When I decided to run my second, I knew I needed to increase my volume and my long run. Yet, I while I increased my average mileage to a peak of 40, I still hadn't embraced the LSR. I did get my long run up to 12 miles before my 2nd half which was almost a year after my first, and dropped my PR by almost 5 minutes to 1:35:57. The second half of this race was rough and immediately after finishing I knew that I needed to increase my mileage for two reasons: I wanted to run faster at every distance and I wanted to tackle my first marathon.

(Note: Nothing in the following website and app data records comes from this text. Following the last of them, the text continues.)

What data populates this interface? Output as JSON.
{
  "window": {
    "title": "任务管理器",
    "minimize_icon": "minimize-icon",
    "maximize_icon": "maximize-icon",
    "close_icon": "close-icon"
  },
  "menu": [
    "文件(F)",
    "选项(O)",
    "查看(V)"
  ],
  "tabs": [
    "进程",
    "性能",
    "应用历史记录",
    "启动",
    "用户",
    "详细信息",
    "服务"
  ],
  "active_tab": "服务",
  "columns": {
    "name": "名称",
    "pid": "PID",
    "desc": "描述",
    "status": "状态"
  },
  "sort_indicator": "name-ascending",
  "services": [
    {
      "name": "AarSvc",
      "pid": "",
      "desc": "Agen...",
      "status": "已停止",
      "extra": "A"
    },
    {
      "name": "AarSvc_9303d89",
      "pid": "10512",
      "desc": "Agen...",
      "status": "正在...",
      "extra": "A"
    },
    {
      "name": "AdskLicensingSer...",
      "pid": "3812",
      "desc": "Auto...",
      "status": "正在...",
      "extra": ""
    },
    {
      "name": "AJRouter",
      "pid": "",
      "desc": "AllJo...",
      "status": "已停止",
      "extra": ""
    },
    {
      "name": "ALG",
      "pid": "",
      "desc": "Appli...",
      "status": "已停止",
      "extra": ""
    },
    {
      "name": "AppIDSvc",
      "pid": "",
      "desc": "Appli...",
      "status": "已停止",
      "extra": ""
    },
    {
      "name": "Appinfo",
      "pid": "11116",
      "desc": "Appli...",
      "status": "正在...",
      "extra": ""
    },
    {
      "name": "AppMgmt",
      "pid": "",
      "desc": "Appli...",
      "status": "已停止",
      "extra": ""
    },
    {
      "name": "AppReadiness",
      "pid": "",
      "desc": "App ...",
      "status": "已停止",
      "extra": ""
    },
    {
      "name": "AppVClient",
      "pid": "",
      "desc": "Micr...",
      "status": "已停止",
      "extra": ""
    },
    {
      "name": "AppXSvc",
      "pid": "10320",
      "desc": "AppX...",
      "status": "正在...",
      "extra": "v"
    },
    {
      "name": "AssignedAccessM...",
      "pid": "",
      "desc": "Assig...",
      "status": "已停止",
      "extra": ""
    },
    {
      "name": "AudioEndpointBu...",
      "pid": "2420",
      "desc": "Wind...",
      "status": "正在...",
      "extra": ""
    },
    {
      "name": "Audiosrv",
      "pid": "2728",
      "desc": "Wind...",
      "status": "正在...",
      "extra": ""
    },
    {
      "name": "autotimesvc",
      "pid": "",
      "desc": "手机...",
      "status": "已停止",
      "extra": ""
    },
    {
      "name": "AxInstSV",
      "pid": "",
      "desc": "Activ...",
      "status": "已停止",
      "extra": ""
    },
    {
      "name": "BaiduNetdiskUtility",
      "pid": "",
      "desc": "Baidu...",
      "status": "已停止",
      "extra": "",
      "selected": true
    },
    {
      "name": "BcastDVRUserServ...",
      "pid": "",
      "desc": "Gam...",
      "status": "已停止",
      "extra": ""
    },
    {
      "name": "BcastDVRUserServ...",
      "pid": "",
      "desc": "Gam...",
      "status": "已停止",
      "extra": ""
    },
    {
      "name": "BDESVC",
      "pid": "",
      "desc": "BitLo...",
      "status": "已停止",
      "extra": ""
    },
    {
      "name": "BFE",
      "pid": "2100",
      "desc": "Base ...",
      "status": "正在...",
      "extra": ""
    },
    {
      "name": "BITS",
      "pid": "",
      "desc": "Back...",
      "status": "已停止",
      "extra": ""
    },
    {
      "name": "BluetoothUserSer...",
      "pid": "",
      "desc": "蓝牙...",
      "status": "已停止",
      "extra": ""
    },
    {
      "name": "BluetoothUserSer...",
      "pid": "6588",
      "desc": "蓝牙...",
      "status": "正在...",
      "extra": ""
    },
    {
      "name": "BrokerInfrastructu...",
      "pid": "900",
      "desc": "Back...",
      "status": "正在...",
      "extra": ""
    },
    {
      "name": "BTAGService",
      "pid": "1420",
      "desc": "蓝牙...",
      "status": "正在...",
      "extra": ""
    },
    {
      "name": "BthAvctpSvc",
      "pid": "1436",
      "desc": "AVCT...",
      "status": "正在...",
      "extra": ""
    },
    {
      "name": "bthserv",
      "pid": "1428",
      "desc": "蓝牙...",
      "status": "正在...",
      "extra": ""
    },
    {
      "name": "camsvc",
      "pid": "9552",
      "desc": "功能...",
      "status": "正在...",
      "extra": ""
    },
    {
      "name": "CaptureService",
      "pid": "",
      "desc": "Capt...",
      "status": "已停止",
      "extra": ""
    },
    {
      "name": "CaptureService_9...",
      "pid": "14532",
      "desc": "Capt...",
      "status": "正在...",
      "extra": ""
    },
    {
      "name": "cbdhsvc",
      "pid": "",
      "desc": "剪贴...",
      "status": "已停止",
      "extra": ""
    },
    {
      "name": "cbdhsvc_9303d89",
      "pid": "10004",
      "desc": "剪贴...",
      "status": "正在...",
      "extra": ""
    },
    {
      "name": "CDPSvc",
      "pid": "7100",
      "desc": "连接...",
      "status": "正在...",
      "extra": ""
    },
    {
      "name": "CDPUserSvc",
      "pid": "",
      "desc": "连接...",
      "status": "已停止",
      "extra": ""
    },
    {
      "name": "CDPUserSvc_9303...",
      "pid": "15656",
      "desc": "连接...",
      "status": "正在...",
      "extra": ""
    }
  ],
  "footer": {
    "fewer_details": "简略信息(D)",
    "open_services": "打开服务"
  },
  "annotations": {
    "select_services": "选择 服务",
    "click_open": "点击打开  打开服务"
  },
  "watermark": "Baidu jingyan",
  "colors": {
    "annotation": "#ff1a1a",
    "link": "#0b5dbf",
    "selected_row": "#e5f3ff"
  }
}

Somewhere during my formative running years, I had this idea in my head that I would/could not start marathon training until I could handle a 70 mile week. So I began my first base building cycle the day after my half, planning to spend 4-6 weeks increasing my mileage. Just to give you a baseline, the month prior to my half, I averaged 27 miles per week on 4 runs with 2 or 3 cross training days. Normally the advice is to increase volume by no more than 10% a week to reduce the chance of injury. So what did I do, I ran 72 miles the first week, followed by weeks of 72, 84, 84, 88 and 74 miles. The first 5 weeks did not include a rest day, then week 6 was done on 5 days of running as I was getting ready for a 5K. Most of these miles were a minute or more slower per mile than I was used to. No structured speed work, and an infrequent tempo run was thrown in so I wasn't sure what to expect.
Well, after some shorter faster runs and "tapering" down to 38 miles, I dropped my 5K PR by over 2 minutes to 19:25 with very little race specific training. I was completely sold on the power of a larger aerobic base. I am currently on week 3 of my second base cycle. Week 1 was 86 and week 2 was 90 and it is getting easier to run these distances even with faster paces. I will do 2 more weeks and then start focusing on the Peachtree Road Race 10K before turning my attention to training for the Rock and Roll Savannah Marathon in November. While I might not recommend making as big a jump as I did, I do highly recommend running more long, slow miles!